In this film, there’s no Bride waiting for a horror hunk to save the day, but has the Beauty and the Beast coexist in the same headspace. Confused? Well, that’s point, partially.
Written by Anthony Hinds and directed by Hammer regular Terrence Fisher (The Brides of Dracula, Dracula: Prince of Darkness, The Devil Rides Out), this edition has everyone’s favorite mad scientist joined by genre vet Thorley Walters (best known as the 50’s version of Dr. Watson), playing caddie to the Baron and relative newcomer Susan Denberg, who takes over the screen as the double-minded monster heroine, Christina.
Following the tenor of the times, Hinds’ script stretched the thematic tone of the Frankenstein myth by letting a female version of the monster get in on the gory fun. But the movie throws us a curve-ball in its opening as it focuses on the traumatic childhood of an impoverished villager named Hans (Robert Morris), who witnessed the guillotining of his perennially drunk father at the hands of the authorities for the crime of murder.
With a backstory like that, it’s no wonder that hapless Hans ends up under the influence of Herr Baron and his endless quest to conquer the powers of death and nature. This time, the good doctor has perfected a device that captures the soul before it has a chance to leave the body (no word on that 21 gram measurement) and places into a corpse of Frankenstein’s choosing.
Hans biggest problem, however, is his frustrated quest to tie down Christina despite the objections of her sneering father, whose middle-class prejudice is ably portrayed by Ivan Bevis.
Hans is a dutiful and earnest suitor to the partially deformed Christina, who despite her purity of spirit, is mocked ruthlessly by a trio of aristocratic thugs, led by a spoiled trust-funder named Anton, played with slimy perfection by Peter Blythe. (You’ll want to punch him yourself after he calls Bevis “Landlord” for the first time.)

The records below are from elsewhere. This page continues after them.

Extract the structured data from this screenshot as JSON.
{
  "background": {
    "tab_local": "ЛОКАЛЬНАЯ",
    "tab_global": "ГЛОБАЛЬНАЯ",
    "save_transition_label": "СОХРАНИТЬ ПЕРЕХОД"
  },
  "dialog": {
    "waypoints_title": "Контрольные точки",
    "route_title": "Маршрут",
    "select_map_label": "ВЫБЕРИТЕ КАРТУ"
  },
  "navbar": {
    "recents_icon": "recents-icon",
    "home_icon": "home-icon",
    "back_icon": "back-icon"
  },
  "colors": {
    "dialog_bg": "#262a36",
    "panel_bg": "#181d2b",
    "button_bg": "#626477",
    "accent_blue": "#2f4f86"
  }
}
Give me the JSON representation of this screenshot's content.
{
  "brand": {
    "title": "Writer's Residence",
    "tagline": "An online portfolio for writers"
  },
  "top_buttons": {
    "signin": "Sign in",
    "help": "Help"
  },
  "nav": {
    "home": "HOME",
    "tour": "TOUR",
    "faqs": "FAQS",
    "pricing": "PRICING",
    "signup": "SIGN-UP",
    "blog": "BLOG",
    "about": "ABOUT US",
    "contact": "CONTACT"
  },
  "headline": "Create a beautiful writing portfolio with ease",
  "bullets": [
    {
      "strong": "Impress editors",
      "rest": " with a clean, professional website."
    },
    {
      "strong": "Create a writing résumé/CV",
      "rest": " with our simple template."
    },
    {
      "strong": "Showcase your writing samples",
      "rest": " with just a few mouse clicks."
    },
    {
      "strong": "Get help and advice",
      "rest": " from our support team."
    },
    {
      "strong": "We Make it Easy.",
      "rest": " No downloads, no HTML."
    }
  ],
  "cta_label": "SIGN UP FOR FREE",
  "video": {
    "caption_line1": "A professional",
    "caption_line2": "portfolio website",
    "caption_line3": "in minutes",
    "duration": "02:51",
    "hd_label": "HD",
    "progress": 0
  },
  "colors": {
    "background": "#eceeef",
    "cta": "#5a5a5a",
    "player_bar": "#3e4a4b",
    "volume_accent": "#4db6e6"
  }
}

After a violent encounter with the Top-Hatters, Hans, who understandably has some anger issues, makes a number of terroristic threats towards them and Christina’s father. And, of course, when the trio of slimeballs kill Christina’s dad in a drunken fit, it’s Hans who takes the fall for the crime. He soon meets the same fate as his father. Virtuous Christina, without father or lover, pulls an Ophelia and throws herself into the river.
Then the fun begins, as Cushing’s Baron decides to both preserve Hans’ soul and create the perfect woman, all in one fell stroke (though why he thinks putting a man’s soul in a woman’s body equals perfection is a matter of interpretation).
True to form, the Baron’s little gender-twisting experiment starts off fine. The reborn, remodeled Christina is the perfect form of loveliness in both body and spirit. Until we discover that Hans is compelling the body of the woman he now inhabits to first seduce and then murder his former tormentors. Not quite out of the standard mad-killer playbook…
It’s this subtext that makes Frankenstein Created Woman stand out from the Hammer movies of this late 60’s period. The formula of “Brits, Blood and Boobs” was well-worn by this time, though all these elements are certainly present. And even the female monster, by this time, was not a new convention as Barbara Shelley and others had taken their turn at scaring the audience.
But the inner confusion of Christina, played with surprising efficiency by Denberg, pulls the film into some fresh ground. As you play through the mental calculus of a woman, who has a man’s soul, using her feminine wiles to seduce men, who are allured by her because she knows how to push the right sexual buttons… Well, you could spend a lot of money on the analyst’s couch over that one.
San Francisco horror host legend, John Stanley, called Frankenstein Created Woman “a horror film for transsexuals.” While maybe a slight exaggeration, it proves again my old adage that horror movies dive into subject matter other films won’t touch with fearless gusto. And does so with enough subtly and nuance, that genre fans, whatever their orientation, can understand and sympathize with the protagonist’s/monster’s suffering in a seamless fashion.
However, there’s enough conventional horror movies moments to satisfy even the most conservative of fans. (so to speak) Cushing is at his villainous best as Frankenstein, ranting about the ignorance of the villagers, ordering the frazzled Walters around, flipping through the Bible with icy contempt in an inspired courtroom scene.
Denberg is also very good in the Christina role, pitiable before her transformation and smoldering after it. Unfortunately, her career in film after 1967 was short and not so sweet, as the Sex, Drugs and Rock & Roll ethos of the decade soon overwhelmed the German-born beauty. She retreated to the land of her birth and has spent the years since in quiet seclusion, away from the glare of the movie lens.
It’s too bad as Frankenstein Created Woman stands as an under appreciated film in the annals of horror. Trust me, fright fans, this little gem makes for better late night brain candy than Victor, Victoria ever will.